## ACTIVITY
In the copy, every line of the material that follows must appear exactly, and no pictures should.

## EXERCISE MATERIALS
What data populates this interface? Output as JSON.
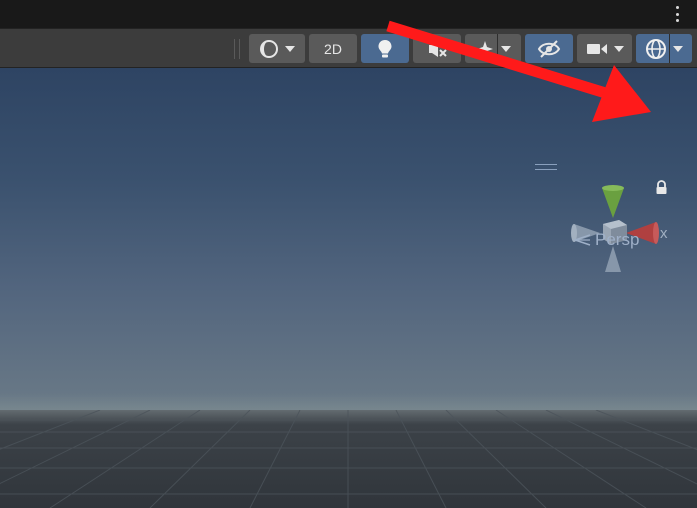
{
  "toolbar": {
    "btn_2d": "2D"
  },
  "gizmo": {
    "projection_label": "Persp",
    "axis_x_label": "x",
    "axis_x_color": "#b04040",
    "axis_y_color": "#6aa040"
  },
  "annotation": {
    "arrow_color": "#ff1a1a",
    "points_to": "lock-icon"
  },
  "icons": [
    "kebab-menu-icon",
    "shading-mode-icon",
    "lighting-icon",
    "audio-mute-icon",
    "effects-icon",
    "visibility-icon",
    "camera-icon",
    "gizmos-icon",
    "lock-icon"
  ]
}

## ANSWER BELOW
What data populates this interface? Output as JSON.
{
  "toolbar": {
    "btn_2d": "2D"
  },
  "gizmo": {
    "projection_label": "Persp",
    "axis_x_label": "x",
    "axis_x_color": "#b04040",
    "axis_y_color": "#6aa040"
  },
  "annotation": {
    "arrow_color": "#ff1a1a",
    "points_to": "lock-icon"
  },
  "icons": [
    "kebab-menu-icon",
    "shading-mode-icon",
    "lighting-icon",
    "audio-mute-icon",
    "effects-icon",
    "visibility-icon",
    "camera-icon",
    "gizmos-icon",
    "lock-icon"
  ]
}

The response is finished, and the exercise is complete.